If things go their way, Penn women’s tennis could end up with slice of this season’s Ivy League title, but if you ask anybody on the team, it’s clear that they have better things to focus on.
Yes, wins are important, but for coach Sanela Kunovac’s side, this season has been made to be about one thing – the process.
After an incredible spring break trip down to Florida saw the Quakers win four out of five matches, the team (10-8, 3-2 Ivy) hit a setback when it dropped its opening two matches of Ivy play to Princeton and Columbia.
Things have been different since then.
As finals week approaches for students around campus and the stress in the air seems to outnumber the pollen count, tensions are rising in the sports world as well. Spring regular seasons are coming to a close, and only several meets stand in the way of Penn track and field's pursuit of regional and national success.
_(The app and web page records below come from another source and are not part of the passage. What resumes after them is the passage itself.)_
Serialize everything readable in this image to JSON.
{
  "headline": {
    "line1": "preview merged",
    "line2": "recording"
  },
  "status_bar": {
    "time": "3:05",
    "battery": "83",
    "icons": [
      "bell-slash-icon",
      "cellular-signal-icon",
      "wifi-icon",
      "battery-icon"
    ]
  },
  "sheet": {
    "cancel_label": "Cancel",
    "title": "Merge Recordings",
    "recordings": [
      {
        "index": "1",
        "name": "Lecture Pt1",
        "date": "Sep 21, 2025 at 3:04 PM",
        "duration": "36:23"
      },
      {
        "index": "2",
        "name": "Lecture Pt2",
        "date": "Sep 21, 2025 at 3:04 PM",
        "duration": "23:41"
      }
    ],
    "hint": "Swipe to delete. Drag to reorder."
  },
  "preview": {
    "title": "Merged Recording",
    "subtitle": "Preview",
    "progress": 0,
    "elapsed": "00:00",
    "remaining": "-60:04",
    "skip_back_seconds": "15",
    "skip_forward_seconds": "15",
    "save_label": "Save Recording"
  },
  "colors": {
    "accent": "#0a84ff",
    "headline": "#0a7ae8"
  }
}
It's title time. This Friday, Penn’s men's and women's golf will take to the course for the Ivy League Championship.
It's been 60 years since Penn last hosted the East Regionals in the NCAA Men's Basketball Tournament, when the Palestra saw March Madness played out under its roof for four straight years in 1954-57.
We started out the season trying to find our identity. While we had many of the same players, it was not the same team. We battled through some tough losses, but only to come out stronger. We were able to do that by focusing on one possession at a time. We took that mentality through to the end of the season.
With such a star-studded senior class, Penn softball is desperate for a late season rally to send some of its top contributors off in style.
Most athletes, including myself, come in with a perfect image of what it means to be a Division I athlete. I committed in the fall of my junior year to Penn field hockey as a goalkeeper. Unfortunately, the experience that I endured was something so unexpected and disheartening that still, to this day, it's hard to accept.
Honorable Mention All-Ivy. 23 wins. 232 saves. 1,757 minutes played. So far, that is the legacy that the goalkeeper will leave behind from her two seasons with the Quakers. Quite possibly, fans may have never had the chance to witness her sheer dominance, but fate, as always, intervened.
From a development standpoint, a collegiate athlete’s freshman season is critical. It is a time of learning by doing, developing skills, and getting an initial taste of college athletics.
It was just one of those days. That's all that needs to be said to describe Penn rowing's performances this weekend. The women's, men's heavyweight and men's lightweight squads all took encouraging yet frustrating second-place finishes in their respective meets.
This one hurts. Penn softball entered this weekend's four game set with Princeton on the upswing, winners of four of their last five, and in prime striking distance, just one game back from the Tigers in the Ivy South Division. But now, it's all but over.